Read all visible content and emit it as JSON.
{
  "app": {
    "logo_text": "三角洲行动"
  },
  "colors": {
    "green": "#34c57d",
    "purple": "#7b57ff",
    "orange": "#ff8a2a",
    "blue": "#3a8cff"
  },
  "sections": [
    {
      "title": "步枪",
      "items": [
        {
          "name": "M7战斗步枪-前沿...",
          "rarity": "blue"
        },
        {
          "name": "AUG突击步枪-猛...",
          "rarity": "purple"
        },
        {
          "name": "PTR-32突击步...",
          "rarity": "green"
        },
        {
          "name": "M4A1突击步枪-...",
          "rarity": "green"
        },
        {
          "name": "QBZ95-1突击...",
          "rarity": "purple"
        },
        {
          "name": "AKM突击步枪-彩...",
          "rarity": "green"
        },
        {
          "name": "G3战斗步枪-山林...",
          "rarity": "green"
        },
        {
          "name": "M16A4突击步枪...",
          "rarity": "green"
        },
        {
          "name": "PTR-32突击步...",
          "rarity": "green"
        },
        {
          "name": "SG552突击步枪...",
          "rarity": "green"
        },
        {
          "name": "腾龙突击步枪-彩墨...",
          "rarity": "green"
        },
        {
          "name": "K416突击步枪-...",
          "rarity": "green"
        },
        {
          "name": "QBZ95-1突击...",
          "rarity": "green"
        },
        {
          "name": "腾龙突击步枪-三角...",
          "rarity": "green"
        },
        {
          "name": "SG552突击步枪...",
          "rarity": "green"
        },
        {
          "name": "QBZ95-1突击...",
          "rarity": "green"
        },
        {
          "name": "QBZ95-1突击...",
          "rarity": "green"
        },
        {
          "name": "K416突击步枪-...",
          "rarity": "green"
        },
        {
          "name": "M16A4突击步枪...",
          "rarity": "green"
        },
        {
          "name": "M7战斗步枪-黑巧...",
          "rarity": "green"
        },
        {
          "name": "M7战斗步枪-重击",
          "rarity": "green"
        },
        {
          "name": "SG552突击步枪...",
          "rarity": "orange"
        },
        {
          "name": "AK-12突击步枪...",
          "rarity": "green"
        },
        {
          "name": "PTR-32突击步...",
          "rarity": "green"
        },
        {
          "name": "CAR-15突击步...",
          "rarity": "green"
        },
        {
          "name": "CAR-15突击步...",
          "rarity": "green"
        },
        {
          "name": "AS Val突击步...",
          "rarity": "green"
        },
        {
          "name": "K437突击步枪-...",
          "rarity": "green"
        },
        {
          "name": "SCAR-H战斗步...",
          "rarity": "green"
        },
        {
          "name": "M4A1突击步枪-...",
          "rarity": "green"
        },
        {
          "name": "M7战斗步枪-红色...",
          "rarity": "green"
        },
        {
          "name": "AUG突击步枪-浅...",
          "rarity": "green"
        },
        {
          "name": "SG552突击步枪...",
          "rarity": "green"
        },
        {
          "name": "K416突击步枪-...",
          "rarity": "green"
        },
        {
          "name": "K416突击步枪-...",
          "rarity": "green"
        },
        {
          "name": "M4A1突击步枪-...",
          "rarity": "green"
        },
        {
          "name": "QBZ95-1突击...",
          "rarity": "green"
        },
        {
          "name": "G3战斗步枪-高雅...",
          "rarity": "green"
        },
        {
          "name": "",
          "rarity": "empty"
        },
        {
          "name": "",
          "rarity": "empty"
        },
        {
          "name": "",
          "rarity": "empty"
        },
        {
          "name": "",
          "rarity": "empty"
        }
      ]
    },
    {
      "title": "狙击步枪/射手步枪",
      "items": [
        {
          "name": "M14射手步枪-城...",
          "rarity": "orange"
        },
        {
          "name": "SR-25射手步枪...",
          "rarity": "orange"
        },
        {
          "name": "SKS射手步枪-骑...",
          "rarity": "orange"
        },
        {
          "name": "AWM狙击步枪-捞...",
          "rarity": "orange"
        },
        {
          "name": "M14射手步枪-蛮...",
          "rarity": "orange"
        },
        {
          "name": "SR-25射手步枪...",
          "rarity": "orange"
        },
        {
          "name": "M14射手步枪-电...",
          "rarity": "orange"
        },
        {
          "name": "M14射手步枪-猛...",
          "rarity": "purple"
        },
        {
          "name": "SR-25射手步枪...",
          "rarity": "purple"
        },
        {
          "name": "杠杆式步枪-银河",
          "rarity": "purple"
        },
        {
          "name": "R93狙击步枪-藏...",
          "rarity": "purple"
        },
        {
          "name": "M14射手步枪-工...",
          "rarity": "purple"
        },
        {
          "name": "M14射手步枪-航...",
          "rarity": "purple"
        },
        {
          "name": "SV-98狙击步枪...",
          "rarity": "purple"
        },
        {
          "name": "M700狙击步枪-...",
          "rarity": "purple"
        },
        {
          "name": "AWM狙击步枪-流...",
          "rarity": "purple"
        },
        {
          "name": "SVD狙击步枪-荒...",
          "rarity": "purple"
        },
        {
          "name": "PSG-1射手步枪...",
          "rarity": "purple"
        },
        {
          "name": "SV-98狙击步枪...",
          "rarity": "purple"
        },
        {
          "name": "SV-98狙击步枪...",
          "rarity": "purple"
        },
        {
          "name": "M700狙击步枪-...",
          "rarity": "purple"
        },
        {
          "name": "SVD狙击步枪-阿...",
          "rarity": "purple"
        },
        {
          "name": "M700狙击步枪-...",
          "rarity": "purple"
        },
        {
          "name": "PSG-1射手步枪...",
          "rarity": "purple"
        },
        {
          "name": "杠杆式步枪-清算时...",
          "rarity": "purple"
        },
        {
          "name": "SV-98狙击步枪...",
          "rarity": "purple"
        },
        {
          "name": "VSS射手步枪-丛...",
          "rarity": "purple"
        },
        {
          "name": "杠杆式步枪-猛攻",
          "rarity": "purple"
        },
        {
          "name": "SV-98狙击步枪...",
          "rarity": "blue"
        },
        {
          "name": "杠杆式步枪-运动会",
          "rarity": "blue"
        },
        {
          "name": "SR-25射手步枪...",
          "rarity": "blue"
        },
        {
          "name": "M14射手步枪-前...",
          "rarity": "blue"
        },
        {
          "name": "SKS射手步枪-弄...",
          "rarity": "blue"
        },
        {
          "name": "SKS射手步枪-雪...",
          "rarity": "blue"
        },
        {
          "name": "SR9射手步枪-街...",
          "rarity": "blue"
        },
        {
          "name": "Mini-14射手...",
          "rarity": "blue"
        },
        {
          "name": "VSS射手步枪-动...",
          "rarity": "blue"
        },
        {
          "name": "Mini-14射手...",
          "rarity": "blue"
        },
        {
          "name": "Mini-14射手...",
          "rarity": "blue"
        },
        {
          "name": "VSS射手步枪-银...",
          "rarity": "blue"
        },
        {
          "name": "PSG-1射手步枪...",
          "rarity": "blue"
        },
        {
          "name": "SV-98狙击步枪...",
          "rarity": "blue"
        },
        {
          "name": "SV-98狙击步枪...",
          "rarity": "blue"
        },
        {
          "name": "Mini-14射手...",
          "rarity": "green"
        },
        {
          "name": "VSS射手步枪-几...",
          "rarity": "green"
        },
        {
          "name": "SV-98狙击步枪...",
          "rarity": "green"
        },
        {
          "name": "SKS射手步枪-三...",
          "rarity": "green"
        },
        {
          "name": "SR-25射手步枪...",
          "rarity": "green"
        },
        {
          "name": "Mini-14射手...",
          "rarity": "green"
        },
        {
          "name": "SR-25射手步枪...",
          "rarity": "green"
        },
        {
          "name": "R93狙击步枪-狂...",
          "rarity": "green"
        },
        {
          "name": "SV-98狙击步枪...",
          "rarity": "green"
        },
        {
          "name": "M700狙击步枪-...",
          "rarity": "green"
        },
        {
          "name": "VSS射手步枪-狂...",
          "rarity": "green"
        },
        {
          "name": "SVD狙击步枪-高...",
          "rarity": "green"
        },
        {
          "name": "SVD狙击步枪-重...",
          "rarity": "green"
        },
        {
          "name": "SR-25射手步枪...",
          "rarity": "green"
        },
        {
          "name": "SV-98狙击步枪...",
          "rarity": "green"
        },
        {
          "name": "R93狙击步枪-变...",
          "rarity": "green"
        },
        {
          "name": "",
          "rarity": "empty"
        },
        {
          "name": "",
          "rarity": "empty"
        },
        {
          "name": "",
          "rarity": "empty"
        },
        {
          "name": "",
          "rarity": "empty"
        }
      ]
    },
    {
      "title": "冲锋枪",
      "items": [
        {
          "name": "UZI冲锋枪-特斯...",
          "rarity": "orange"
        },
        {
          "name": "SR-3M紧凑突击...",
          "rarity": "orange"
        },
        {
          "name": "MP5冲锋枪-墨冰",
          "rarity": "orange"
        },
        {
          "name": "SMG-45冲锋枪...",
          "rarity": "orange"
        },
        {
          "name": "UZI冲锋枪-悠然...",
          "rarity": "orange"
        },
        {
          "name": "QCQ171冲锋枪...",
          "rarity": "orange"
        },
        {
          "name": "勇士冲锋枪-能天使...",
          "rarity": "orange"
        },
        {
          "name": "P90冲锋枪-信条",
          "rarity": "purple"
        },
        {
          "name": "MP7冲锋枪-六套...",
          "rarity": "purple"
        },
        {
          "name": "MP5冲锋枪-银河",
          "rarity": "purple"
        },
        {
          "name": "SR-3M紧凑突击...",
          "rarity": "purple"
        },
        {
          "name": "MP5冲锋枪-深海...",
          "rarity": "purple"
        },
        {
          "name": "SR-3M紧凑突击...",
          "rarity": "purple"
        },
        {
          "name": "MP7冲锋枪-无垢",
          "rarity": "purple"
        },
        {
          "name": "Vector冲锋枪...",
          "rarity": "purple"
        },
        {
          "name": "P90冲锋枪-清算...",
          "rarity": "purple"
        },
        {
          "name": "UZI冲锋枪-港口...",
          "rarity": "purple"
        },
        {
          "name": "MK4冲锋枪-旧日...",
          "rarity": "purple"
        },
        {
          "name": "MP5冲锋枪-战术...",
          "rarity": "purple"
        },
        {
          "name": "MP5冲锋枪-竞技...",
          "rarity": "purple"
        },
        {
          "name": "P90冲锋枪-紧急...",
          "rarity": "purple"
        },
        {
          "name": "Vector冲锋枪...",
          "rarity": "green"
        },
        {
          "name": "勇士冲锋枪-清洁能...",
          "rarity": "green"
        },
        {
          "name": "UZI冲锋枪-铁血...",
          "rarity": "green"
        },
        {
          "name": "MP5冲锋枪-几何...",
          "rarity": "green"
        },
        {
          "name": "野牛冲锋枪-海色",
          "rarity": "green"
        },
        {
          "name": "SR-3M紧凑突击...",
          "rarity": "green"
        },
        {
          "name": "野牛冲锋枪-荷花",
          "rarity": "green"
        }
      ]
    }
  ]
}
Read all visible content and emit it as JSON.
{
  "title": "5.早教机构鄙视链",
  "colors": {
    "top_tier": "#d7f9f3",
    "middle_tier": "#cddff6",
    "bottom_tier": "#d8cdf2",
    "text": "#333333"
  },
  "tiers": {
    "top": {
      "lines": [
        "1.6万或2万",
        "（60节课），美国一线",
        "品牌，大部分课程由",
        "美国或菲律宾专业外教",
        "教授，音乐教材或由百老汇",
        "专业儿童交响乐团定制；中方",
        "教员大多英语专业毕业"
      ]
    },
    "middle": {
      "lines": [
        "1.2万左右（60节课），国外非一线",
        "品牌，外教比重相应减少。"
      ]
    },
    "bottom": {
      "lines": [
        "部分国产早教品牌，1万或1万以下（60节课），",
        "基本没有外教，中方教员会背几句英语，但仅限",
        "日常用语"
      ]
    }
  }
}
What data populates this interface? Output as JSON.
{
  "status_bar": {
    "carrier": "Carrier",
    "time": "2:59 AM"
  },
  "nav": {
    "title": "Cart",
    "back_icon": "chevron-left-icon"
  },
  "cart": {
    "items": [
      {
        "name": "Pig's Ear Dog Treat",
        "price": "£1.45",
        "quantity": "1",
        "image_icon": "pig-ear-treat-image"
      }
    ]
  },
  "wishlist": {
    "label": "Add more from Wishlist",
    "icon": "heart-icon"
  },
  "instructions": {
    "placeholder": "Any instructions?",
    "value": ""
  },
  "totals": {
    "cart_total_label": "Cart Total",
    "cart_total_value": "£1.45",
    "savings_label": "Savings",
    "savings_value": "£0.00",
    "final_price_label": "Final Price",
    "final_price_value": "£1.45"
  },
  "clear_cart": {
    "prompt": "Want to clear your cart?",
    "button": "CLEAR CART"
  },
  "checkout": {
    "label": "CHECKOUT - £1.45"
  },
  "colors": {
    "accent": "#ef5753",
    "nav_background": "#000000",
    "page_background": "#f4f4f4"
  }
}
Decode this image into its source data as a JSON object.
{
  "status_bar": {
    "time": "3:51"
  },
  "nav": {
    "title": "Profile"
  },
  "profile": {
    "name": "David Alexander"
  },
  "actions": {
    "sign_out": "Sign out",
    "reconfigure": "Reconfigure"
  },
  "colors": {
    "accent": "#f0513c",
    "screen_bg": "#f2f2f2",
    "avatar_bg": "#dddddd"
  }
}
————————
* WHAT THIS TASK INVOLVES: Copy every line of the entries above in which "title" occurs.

* FINAL ANSWER:
      "title": "步枪",
      "title": "狙击步枪/射手步枪",
      "title": "冲锋枪",
  "title": "5.早教机构鄙视链",
    "title": "Cart",
    "title": "Profile"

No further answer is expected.